→ Aim of the task:
Repeat word for word every line from the one holding "Transcribe this image's" to the end of the material below.
(Data provided begins)
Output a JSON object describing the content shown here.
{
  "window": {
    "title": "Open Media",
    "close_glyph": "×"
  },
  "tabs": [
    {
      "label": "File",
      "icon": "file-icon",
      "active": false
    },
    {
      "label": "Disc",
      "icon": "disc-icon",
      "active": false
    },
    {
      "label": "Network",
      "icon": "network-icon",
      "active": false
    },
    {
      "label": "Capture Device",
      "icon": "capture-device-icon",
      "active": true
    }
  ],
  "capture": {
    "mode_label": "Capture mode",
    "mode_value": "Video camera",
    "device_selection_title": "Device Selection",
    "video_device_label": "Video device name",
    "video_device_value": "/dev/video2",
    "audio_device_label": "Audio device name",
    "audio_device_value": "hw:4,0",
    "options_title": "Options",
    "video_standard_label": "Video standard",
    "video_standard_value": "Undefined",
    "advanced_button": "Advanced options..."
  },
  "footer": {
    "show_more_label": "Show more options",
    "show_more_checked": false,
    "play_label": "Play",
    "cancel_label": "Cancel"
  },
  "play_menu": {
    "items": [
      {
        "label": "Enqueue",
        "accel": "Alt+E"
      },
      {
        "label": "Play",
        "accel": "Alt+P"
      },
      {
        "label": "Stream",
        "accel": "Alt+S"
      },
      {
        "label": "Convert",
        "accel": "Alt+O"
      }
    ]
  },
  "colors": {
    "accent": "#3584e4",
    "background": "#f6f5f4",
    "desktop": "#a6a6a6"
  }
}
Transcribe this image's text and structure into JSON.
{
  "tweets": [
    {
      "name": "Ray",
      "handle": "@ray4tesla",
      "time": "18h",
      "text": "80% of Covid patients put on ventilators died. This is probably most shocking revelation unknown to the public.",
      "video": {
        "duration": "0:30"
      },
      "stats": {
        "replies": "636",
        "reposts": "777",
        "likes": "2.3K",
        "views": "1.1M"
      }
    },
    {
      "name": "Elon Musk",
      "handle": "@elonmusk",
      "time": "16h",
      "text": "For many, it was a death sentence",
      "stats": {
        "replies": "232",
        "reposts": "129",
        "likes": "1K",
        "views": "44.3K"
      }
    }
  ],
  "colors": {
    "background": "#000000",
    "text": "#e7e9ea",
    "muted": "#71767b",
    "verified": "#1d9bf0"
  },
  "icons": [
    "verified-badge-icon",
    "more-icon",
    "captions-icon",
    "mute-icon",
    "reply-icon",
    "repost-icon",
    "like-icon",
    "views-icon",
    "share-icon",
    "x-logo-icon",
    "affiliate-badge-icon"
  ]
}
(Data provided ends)
→ Solution to this problem:
Transcribe this image's text and structure into JSON.
{
  "tweets": [
    {
      "name": "Ray",
      "handle": "@ray4tesla",
      "time": "18h",
      "text": "80% of Covid patients put on ventilators died. This is probably most shocking revelation unknown to the public.",
      "video": {
        "duration": "0:30"
      },
      "stats": {
        "replies": "636",
        "reposts": "777",
        "likes": "2.3K",
        "views": "1.1M"
      }
    },
    {
      "name": "Elon Musk",
      "handle": "@elonmusk",
      "time": "16h",
      "text": "For many, it was a death sentence",
      "stats": {
        "replies": "232",
        "reposts": "129",
        "likes": "1K",
        "views": "44.3K"
      }
    }
  ],
  "colors": {
    "background": "#000000",
    "text": "#e7e9ea",
    "muted": "#71767b",
    "verified": "#1d9bf0"
  },
  "icons": [
    "verified-badge-icon",
    "more-icon",
    "captions-icon",
    "mute-icon",
    "reply-icon",
    "repost-icon",
    "like-icon",
    "views-icon",
    "share-icon",
    "x-logo-icon",
    "affiliate-badge-icon"
  ]
}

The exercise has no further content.